HOW THE ELECTRONIC LOGBOOK MANDATE CAN WORK FOR FLEETS
There are many ways that the ELD mandate can help you improve efficiencies with your fleet. They improve safety, reduce costs, connect you with your drivers, and help you keep a competitive edge.
ELDs help to improve safety because they enforce hours of service regulations. This keeps tired drivers off the road, increasing safety, and saving you a lot of money.
With ELDs you can make sure drivers are taking the defined path, following safety guidelines the entire way.
This reduces the risk of accidents. Monitoring driver behavior and alerting them to dangerous driving events in real time can help to reduce the risks associated with braking hard, over-acceleration, or hard cornering.
Managers who have a better handle on driver behavior data can coach drivers into safe driving habits and increase the overall safety of the entire fleet, reducing the liability of the company.
In addition to keeping drivers safe, you can use this data to reduce vehicle maintenance costs.
If your ELDs are equipped with real-time fault code alerts and diagnostic reports, you can minimize breakdowns by initiating automatic checkups. This helps ensure more on-time delivery, resulting in increased customer satisfaction.
Fuel is often wasted taking longer routes or vehicle idling. ELDs can help reduce fuel consumption by tracking idle time and excess mileage.
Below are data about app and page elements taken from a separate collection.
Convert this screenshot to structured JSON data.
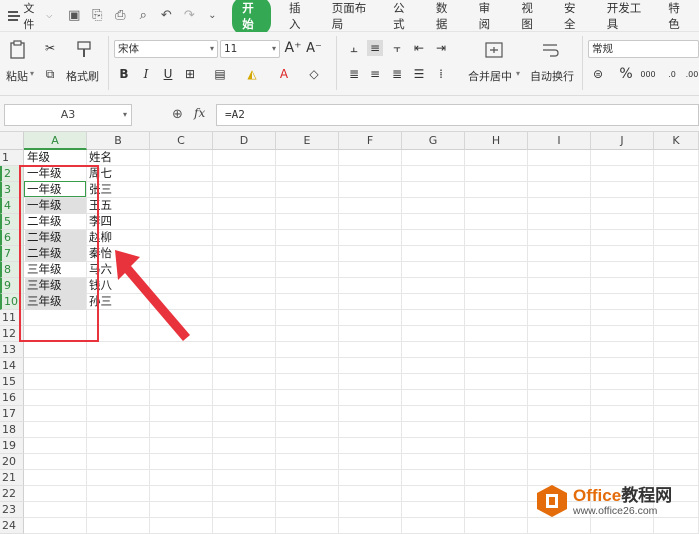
{
  "menu": {
    "file_label": "文件",
    "tabs": [
      "开始",
      "插入",
      "页面布局",
      "公式",
      "数据",
      "审阅",
      "视图",
      "安全",
      "开发工具",
      "特色"
    ],
    "active_tab": "开始"
  },
  "ribbon": {
    "paste_label": "粘贴",
    "format_painter_label": "格式刷",
    "font_name": "宋体",
    "font_size": "11",
    "merge_center_label": "合并居中",
    "wrap_text_label": "自动换行",
    "number_format": "常规"
  },
  "formula_bar": {
    "name_box": "A3",
    "fx_label": "fx",
    "formula": "=A2"
  },
  "sheet": {
    "columns": [
      "A",
      "B",
      "C",
      "D",
      "E",
      "F",
      "G",
      "H",
      "I",
      "J",
      "K"
    ],
    "selected_column": "A",
    "rows": [
      "1",
      "2",
      "3",
      "4",
      "5",
      "6",
      "7",
      "8",
      "9",
      "10",
      "11",
      "12",
      "13",
      "14",
      "15",
      "16",
      "17",
      "18",
      "19",
      "20",
      "21",
      "22",
      "23",
      "24"
    ],
    "data": [
      {
        "a": "年级",
        "b": "姓名"
      },
      {
        "a": "一年级",
        "b": "周七"
      },
      {
        "a": "一年级",
        "b": "张三"
      },
      {
        "a": "一年级",
        "b": "王五"
      },
      {
        "a": "二年级",
        "b": "李四"
      },
      {
        "a": "二年级",
        "b": "赵柳"
      },
      {
        "a": "二年级",
        "b": "秦怡"
      },
      {
        "a": "三年级",
        "b": "马六"
      },
      {
        "a": "三年级",
        "b": "钱八"
      },
      {
        "a": "三年级",
        "b": "孙三"
      }
    ]
  },
  "watermark": {
    "brand_office": "Office",
    "brand_cn": "教程网",
    "url": "www.office26.com"
  },
  "colors": {
    "accent_green": "#35a853",
    "annotation_red": "#e8323c",
    "watermark_orange": "#e46c0a"
  }
}
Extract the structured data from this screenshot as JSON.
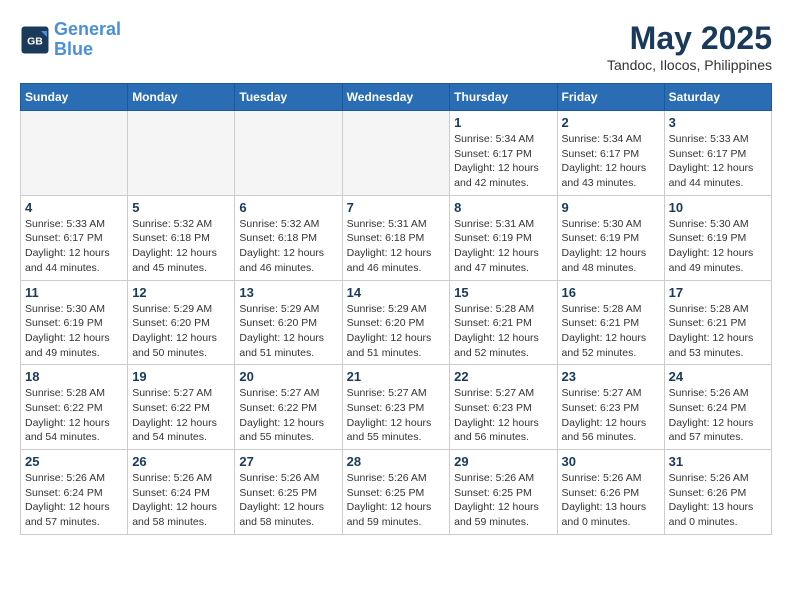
{
  "header": {
    "logo_line1": "General",
    "logo_line2": "Blue",
    "month_year": "May 2025",
    "location": "Tandoc, Ilocos, Philippines"
  },
  "days_of_week": [
    "Sunday",
    "Monday",
    "Tuesday",
    "Wednesday",
    "Thursday",
    "Friday",
    "Saturday"
  ],
  "weeks": [
    [
      {
        "day": "",
        "info": ""
      },
      {
        "day": "",
        "info": ""
      },
      {
        "day": "",
        "info": ""
      },
      {
        "day": "",
        "info": ""
      },
      {
        "day": "1",
        "info": "Sunrise: 5:34 AM\nSunset: 6:17 PM\nDaylight: 12 hours\nand 42 minutes."
      },
      {
        "day": "2",
        "info": "Sunrise: 5:34 AM\nSunset: 6:17 PM\nDaylight: 12 hours\nand 43 minutes."
      },
      {
        "day": "3",
        "info": "Sunrise: 5:33 AM\nSunset: 6:17 PM\nDaylight: 12 hours\nand 44 minutes."
      }
    ],
    [
      {
        "day": "4",
        "info": "Sunrise: 5:33 AM\nSunset: 6:17 PM\nDaylight: 12 hours\nand 44 minutes."
      },
      {
        "day": "5",
        "info": "Sunrise: 5:32 AM\nSunset: 6:18 PM\nDaylight: 12 hours\nand 45 minutes."
      },
      {
        "day": "6",
        "info": "Sunrise: 5:32 AM\nSunset: 6:18 PM\nDaylight: 12 hours\nand 46 minutes."
      },
      {
        "day": "7",
        "info": "Sunrise: 5:31 AM\nSunset: 6:18 PM\nDaylight: 12 hours\nand 46 minutes."
      },
      {
        "day": "8",
        "info": "Sunrise: 5:31 AM\nSunset: 6:19 PM\nDaylight: 12 hours\nand 47 minutes."
      },
      {
        "day": "9",
        "info": "Sunrise: 5:30 AM\nSunset: 6:19 PM\nDaylight: 12 hours\nand 48 minutes."
      },
      {
        "day": "10",
        "info": "Sunrise: 5:30 AM\nSunset: 6:19 PM\nDaylight: 12 hours\nand 49 minutes."
      }
    ],
    [
      {
        "day": "11",
        "info": "Sunrise: 5:30 AM\nSunset: 6:19 PM\nDaylight: 12 hours\nand 49 minutes."
      },
      {
        "day": "12",
        "info": "Sunrise: 5:29 AM\nSunset: 6:20 PM\nDaylight: 12 hours\nand 50 minutes."
      },
      {
        "day": "13",
        "info": "Sunrise: 5:29 AM\nSunset: 6:20 PM\nDaylight: 12 hours\nand 51 minutes."
      },
      {
        "day": "14",
        "info": "Sunrise: 5:29 AM\nSunset: 6:20 PM\nDaylight: 12 hours\nand 51 minutes."
      },
      {
        "day": "15",
        "info": "Sunrise: 5:28 AM\nSunset: 6:21 PM\nDaylight: 12 hours\nand 52 minutes."
      },
      {
        "day": "16",
        "info": "Sunrise: 5:28 AM\nSunset: 6:21 PM\nDaylight: 12 hours\nand 52 minutes."
      },
      {
        "day": "17",
        "info": "Sunrise: 5:28 AM\nSunset: 6:21 PM\nDaylight: 12 hours\nand 53 minutes."
      }
    ],
    [
      {
        "day": "18",
        "info": "Sunrise: 5:28 AM\nSunset: 6:22 PM\nDaylight: 12 hours\nand 54 minutes."
      },
      {
        "day": "19",
        "info": "Sunrise: 5:27 AM\nSunset: 6:22 PM\nDaylight: 12 hours\nand 54 minutes."
      },
      {
        "day": "20",
        "info": "Sunrise: 5:27 AM\nSunset: 6:22 PM\nDaylight: 12 hours\nand 55 minutes."
      },
      {
        "day": "21",
        "info": "Sunrise: 5:27 AM\nSunset: 6:23 PM\nDaylight: 12 hours\nand 55 minutes."
      },
      {
        "day": "22",
        "info": "Sunrise: 5:27 AM\nSunset: 6:23 PM\nDaylight: 12 hours\nand 56 minutes."
      },
      {
        "day": "23",
        "info": "Sunrise: 5:27 AM\nSunset: 6:23 PM\nDaylight: 12 hours\nand 56 minutes."
      },
      {
        "day": "24",
        "info": "Sunrise: 5:26 AM\nSunset: 6:24 PM\nDaylight: 12 hours\nand 57 minutes."
      }
    ],
    [
      {
        "day": "25",
        "info": "Sunrise: 5:26 AM\nSunset: 6:24 PM\nDaylight: 12 hours\nand 57 minutes."
      },
      {
        "day": "26",
        "info": "Sunrise: 5:26 AM\nSunset: 6:24 PM\nDaylight: 12 hours\nand 58 minutes."
      },
      {
        "day": "27",
        "info": "Sunrise: 5:26 AM\nSunset: 6:25 PM\nDaylight: 12 hours\nand 58 minutes."
      },
      {
        "day": "28",
        "info": "Sunrise: 5:26 AM\nSunset: 6:25 PM\nDaylight: 12 hours\nand 59 minutes."
      },
      {
        "day": "29",
        "info": "Sunrise: 5:26 AM\nSunset: 6:25 PM\nDaylight: 12 hours\nand 59 minutes."
      },
      {
        "day": "30",
        "info": "Sunrise: 5:26 AM\nSunset: 6:26 PM\nDaylight: 13 hours\nand 0 minutes."
      },
      {
        "day": "31",
        "info": "Sunrise: 5:26 AM\nSunset: 6:26 PM\nDaylight: 13 hours\nand 0 minutes."
      }
    ]
  ]
}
Becoming ELD compliant also helps add value to your fleet by offering your customers a better value.
This, in turn, beats your competitors, because while the implementation of ELDs takes time and money, in the long run, you will be more efficient.
There are a few exceptions to the ELD mandate and who is required to comply.
Drivers who use paper logs less than eight days in a 30-day period Driveaway or towaway drivers where the vehicle was driven is the commodity or the vehicle being transported is a motor home or recreation vehicle trailer
Drivers of vehicles manufactured before the model year 2000
Drivers and carriers can’t choose to comply, but they can choose when to start. The sooner they can implement safer and more efficient practices, the sooner they’ll start saving money, and the easier it will be down the road.